What is needed is an exact copy of every entry.

_ _ _ _

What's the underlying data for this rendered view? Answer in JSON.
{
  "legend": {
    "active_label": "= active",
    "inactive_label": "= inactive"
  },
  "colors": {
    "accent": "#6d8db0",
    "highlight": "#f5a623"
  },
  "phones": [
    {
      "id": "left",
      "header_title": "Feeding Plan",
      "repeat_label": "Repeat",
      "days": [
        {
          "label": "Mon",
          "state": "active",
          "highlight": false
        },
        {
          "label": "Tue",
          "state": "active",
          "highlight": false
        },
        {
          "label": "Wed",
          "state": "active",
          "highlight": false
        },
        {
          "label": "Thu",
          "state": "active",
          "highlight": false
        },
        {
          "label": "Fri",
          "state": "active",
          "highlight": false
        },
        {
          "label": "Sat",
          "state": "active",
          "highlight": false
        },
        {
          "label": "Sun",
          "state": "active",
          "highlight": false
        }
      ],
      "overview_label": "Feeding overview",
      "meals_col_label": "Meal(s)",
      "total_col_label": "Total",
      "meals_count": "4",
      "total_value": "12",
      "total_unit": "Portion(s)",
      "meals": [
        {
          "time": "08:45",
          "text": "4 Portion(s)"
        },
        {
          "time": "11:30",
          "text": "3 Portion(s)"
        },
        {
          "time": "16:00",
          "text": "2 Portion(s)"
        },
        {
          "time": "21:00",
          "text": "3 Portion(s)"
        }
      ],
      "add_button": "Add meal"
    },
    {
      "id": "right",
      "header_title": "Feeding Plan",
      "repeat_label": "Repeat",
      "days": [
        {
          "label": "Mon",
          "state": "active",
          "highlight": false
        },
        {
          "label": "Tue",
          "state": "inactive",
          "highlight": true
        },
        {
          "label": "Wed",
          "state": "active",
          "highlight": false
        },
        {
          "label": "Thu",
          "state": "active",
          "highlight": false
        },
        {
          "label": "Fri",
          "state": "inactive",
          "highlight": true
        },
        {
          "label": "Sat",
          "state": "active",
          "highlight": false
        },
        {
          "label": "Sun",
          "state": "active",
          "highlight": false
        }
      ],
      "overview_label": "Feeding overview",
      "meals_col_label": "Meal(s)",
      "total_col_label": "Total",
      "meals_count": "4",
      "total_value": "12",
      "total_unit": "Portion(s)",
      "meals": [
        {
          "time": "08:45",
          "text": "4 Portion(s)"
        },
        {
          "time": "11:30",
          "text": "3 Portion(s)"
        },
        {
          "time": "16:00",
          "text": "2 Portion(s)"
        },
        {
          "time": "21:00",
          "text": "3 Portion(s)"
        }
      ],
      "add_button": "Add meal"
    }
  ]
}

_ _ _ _

## TASK SOLUTION
What's the underlying data for this rendered view? Answer in JSON.
{
  "legend": {
    "active_label": "= active",
    "inactive_label": "= inactive"
  },
  "colors": {
    "accent": "#6d8db0",
    "highlight": "#f5a623"
  },
  "phones": [
    {
      "id": "left",
      "header_title": "Feeding Plan",
      "repeat_label": "Repeat",
      "days": [
        {
          "label": "Mon",
          "state": "active",
          "highlight": false
        },
        {
          "label": "Tue",
          "state": "active",
          "highlight": false
        },
        {
          "label": "Wed",
          "state": "active",
          "highlight": false
        },
        {
          "label": "Thu",
          "state": "active",
          "highlight": false
        },
        {
          "label": "Fri",
          "state": "active",
          "highlight": false
        },
        {
          "label": "Sat",
          "state": "active",
          "highlight": false
        },
        {
          "label": "Sun",
          "state": "active",
          "highlight": false
        }
      ],
      "overview_label": "Feeding overview",
      "meals_col_label": "Meal(s)",
      "total_col_label": "Total",
      "meals_count": "4",
      "total_value": "12",
      "total_unit": "Portion(s)",
      "meals": [
        {
          "time": "08:45",
          "text": "4 Portion(s)"
        },
        {
          "time": "11:30",
          "text": "3 Portion(s)"
        },
        {
          "time": "16:00",
          "text": "2 Portion(s)"
        },
        {
          "time": "21:00",
          "text": "3 Portion(s)"
        }
      ],
      "add_button": "Add meal"
    },
    {
      "id": "right",
      "header_title": "Feeding Plan",
      "repeat_label": "Repeat",
      "days": [
        {
          "label": "Mon",
          "state": "active",
          "highlight": false
        },
        {
          "label": "Tue",
          "state": "inactive",
          "highlight": true
        },
        {
          "label": "Wed",
          "state": "active",
          "highlight": false
        },
        {
          "label": "Thu",
          "state": "active",
          "highlight": false
        },
        {
          "label": "Fri",
          "state": "inactive",
          "highlight": true
        },
        {
          "label": "Sat",
          "state": "active",
          "highlight": false
        },
        {
          "label": "Sun",
          "state": "active",
          "highlight": false
        }
      ],
      "overview_label": "Feeding overview",
      "meals_col_label": "Meal(s)",
      "total_col_label": "Total",
      "meals_count": "4",
      "total_value": "12",
      "total_unit": "Portion(s)",
      "meals": [
        {
          "time": "08:45",
          "text": "4 Portion(s)"
        },
        {
          "time": "11:30",
          "text": "3 Portion(s)"
        },
        {
          "time": "16:00",
          "text": "2 Portion(s)"
        },
        {
          "time": "21:00",
          "text": "3 Portion(s)"
        }
      ],
      "add_button": "Add meal"
    }
  ]
}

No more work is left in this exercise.